To put it mildly, a lot of NR writers don’t like Trump.
York goes on to list the slew of invective that NR writers have hurled Trump’s way since he came down that escalator in June. It’s colorful stuff. Williamson, et al., know how to land a rhetorical punch. (For someone who insults so liberally, Trump, on the other hand, boasts a rather meager arsenal — “over-rated” has been over-used.)
I am no fan of Donald Trump, but he should raise all hell about NR’s participation in this debate. Clearly, no one who has called a candidate “a witless ape” (Kevin Williamson), a “thin-skinned performance artist” (Charles Cooke), a “low rent carnival-barker” (Jonah Goldberg), or has said of Trump what Rich Lowry did say should have any pretension to journalistic detachment. Prior to Lowry’s vivid description of Fiorina’s smackdown of Trump, I had assumed he would be joining Chuck Todd and Co. at the debate. But he and the others now have as much business moderating a debate involving Donald Trump as Ann Coulter has moderating one involving Jeb Bush.
Lowry says that won’t be a problem come debate time. “We obviously have strong opinions and don’t hide them, but that won’t keep us from being tough but fair with everyone,” he told me in an email exchange.
Maybe so. But the aforementioned four, at the very least, have forfeited their right to show so and should recuse themselves from participating, as much as I’d love to see Jonah question Trump without pants on.
If NR hasn’t completely tarnished itself as an anti-Trump force, Jay Nordlinger would be an obvious choice. He’s one of the greatest interviewers in conservative media and, to the best of my knowledge, has refrained from insulting Trump, although he is an avowed Ted Cruz supporter.

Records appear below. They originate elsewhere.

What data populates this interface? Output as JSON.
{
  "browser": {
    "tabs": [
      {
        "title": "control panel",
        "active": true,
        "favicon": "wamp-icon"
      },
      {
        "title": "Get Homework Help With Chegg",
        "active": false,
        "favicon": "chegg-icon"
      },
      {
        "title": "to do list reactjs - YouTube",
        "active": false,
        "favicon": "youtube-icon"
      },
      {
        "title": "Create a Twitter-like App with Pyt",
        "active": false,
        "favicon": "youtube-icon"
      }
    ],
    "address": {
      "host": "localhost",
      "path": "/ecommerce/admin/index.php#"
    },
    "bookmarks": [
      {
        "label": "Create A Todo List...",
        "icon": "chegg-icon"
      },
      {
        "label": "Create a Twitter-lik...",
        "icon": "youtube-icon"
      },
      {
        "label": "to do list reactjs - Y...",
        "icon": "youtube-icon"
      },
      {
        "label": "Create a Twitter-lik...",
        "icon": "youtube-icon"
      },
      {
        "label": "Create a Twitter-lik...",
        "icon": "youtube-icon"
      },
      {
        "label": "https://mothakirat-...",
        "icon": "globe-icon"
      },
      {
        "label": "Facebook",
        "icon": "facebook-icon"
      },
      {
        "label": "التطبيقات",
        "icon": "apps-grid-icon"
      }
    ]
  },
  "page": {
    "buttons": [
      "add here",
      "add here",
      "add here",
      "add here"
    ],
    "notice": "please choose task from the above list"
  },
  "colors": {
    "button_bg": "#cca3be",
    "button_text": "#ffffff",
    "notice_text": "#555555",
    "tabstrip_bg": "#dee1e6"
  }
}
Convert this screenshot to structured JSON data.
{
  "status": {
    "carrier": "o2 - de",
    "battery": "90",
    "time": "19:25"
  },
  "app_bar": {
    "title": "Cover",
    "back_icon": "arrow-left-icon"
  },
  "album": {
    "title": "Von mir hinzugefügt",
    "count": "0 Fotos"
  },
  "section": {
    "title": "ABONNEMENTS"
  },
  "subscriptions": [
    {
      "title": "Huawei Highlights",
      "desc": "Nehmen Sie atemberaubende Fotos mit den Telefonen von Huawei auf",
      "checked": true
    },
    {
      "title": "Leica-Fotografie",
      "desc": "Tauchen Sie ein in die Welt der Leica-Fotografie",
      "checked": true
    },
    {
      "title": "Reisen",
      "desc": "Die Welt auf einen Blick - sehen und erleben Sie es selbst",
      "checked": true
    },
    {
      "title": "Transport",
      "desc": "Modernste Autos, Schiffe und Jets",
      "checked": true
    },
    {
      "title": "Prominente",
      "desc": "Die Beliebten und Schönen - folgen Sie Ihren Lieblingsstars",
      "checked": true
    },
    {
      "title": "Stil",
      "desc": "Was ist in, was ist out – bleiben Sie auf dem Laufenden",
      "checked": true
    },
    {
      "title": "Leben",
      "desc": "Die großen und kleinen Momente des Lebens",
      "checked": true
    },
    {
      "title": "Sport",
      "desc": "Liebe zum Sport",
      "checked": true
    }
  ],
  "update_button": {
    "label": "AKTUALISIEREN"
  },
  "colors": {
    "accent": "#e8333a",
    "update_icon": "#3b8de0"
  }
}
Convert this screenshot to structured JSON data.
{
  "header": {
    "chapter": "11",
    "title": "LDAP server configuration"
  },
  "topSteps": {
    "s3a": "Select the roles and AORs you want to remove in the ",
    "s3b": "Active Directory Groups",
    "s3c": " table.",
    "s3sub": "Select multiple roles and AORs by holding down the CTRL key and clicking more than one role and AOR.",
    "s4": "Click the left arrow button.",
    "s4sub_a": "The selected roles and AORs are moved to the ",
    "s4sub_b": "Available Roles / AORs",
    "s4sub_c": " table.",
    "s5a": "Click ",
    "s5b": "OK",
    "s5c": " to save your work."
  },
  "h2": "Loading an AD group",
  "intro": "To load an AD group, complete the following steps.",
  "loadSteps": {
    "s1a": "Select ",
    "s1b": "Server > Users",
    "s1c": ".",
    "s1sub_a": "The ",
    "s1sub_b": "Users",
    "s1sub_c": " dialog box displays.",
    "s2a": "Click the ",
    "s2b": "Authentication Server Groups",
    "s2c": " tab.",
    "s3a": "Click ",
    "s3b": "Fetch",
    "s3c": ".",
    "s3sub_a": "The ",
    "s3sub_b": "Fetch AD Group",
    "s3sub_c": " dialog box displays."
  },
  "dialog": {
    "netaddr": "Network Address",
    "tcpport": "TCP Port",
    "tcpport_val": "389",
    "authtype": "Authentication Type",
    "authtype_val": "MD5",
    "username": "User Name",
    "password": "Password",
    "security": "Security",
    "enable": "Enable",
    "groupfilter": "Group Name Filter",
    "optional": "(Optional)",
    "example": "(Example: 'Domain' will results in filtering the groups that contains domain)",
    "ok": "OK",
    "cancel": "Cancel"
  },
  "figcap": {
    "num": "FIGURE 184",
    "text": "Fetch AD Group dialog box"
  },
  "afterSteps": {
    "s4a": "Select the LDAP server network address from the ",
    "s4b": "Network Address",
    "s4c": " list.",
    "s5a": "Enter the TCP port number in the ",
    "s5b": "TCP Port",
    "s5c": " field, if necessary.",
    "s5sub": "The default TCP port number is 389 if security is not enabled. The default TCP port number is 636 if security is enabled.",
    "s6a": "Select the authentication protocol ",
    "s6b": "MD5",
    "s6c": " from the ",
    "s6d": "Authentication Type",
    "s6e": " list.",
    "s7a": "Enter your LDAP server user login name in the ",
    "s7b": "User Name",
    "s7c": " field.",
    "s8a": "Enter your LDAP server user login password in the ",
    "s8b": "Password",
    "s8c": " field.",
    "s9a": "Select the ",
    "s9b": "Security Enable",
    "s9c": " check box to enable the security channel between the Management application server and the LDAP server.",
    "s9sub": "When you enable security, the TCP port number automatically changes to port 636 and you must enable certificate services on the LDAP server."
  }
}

Of course, NR could send someone not on their editorial board but loosely affiliated with the magazine to represent them. Say, how about the greatest interviewer in conservative media? Indeed, in last week’s podcast Peter unwittingly agreed to as much and formulated the first question he’ll be asking the candidates.
Someone make this happen already!Published in